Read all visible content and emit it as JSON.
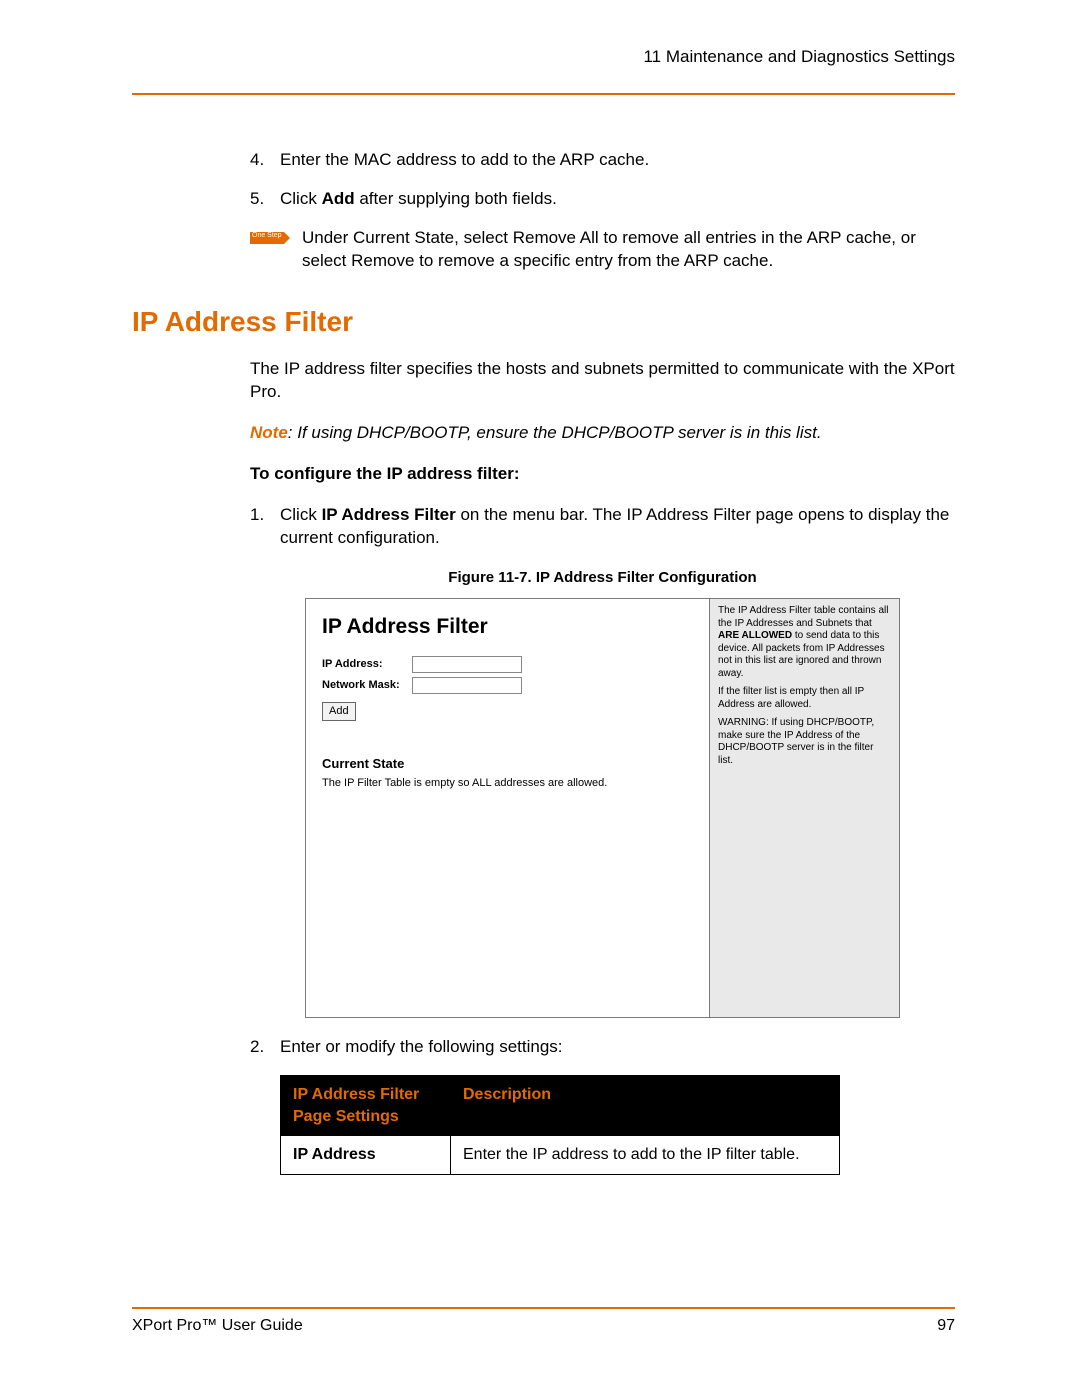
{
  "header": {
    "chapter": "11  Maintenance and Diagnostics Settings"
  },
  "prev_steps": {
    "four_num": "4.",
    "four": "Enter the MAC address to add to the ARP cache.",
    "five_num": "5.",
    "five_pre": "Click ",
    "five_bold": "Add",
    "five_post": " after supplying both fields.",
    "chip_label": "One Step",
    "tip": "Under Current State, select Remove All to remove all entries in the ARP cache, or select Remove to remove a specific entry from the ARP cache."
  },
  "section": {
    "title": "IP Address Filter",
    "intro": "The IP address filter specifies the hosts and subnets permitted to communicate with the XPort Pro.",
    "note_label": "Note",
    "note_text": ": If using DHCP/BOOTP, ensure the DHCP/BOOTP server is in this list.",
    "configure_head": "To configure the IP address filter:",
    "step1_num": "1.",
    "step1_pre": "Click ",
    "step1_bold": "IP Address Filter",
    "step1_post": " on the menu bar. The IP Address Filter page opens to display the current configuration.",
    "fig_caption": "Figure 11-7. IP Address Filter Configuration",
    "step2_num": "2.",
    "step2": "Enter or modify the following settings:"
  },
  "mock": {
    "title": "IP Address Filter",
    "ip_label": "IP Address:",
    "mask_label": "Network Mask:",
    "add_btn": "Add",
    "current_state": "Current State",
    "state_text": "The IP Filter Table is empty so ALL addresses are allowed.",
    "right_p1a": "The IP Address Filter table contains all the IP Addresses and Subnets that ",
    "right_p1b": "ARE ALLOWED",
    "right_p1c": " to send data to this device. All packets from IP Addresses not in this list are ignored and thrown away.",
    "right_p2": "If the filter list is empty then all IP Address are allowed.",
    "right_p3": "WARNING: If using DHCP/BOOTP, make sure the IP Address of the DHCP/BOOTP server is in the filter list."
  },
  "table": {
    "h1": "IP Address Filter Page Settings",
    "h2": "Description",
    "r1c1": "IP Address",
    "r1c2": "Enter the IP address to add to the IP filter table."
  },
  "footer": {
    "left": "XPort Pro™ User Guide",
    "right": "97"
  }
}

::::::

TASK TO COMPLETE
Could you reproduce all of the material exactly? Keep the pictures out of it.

RESPONSE FOR THIS EXERCISE
Read all visible content and emit it as JSON.
{
  "header": {
    "chapter": "11  Maintenance and Diagnostics Settings"
  },
  "prev_steps": {
    "four_num": "4.",
    "four": "Enter the MAC address to add to the ARP cache.",
    "five_num": "5.",
    "five_pre": "Click ",
    "five_bold": "Add",
    "five_post": " after supplying both fields.",
    "chip_label": "One Step",
    "tip": "Under Current State, select Remove All to remove all entries in the ARP cache, or select Remove to remove a specific entry from the ARP cache."
  },
  "section": {
    "title": "IP Address Filter",
    "intro": "The IP address filter specifies the hosts and subnets permitted to communicate with the XPort Pro.",
    "note_label": "Note",
    "note_text": ": If using DHCP/BOOTP, ensure the DHCP/BOOTP server is in this list.",
    "configure_head": "To configure the IP address filter:",
    "step1_num": "1.",
    "step1_pre": "Click ",
    "step1_bold": "IP Address Filter",
    "step1_post": " on the menu bar. The IP Address Filter page opens to display the current configuration.",
    "fig_caption": "Figure 11-7. IP Address Filter Configuration",
    "step2_num": "2.",
    "step2": "Enter or modify the following settings:"
  },
  "mock": {
    "title": "IP Address Filter",
    "ip_label": "IP Address:",
    "mask_label": "Network Mask:",
    "add_btn": "Add",
    "current_state": "Current State",
    "state_text": "The IP Filter Table is empty so ALL addresses are allowed.",
    "right_p1a": "The IP Address Filter table contains all the IP Addresses and Subnets that ",
    "right_p1b": "ARE ALLOWED",
    "right_p1c": " to send data to this device. All packets from IP Addresses not in this list are ignored and thrown away.",
    "right_p2": "If the filter list is empty then all IP Address are allowed.",
    "right_p3": "WARNING: If using DHCP/BOOTP, make sure the IP Address of the DHCP/BOOTP server is in the filter list."
  },
  "table": {
    "h1": "IP Address Filter Page Settings",
    "h2": "Description",
    "r1c1": "IP Address",
    "r1c2": "Enter the IP address to add to the IP filter table."
  },
  "footer": {
    "left": "XPort Pro™ User Guide",
    "right": "97"
  }
}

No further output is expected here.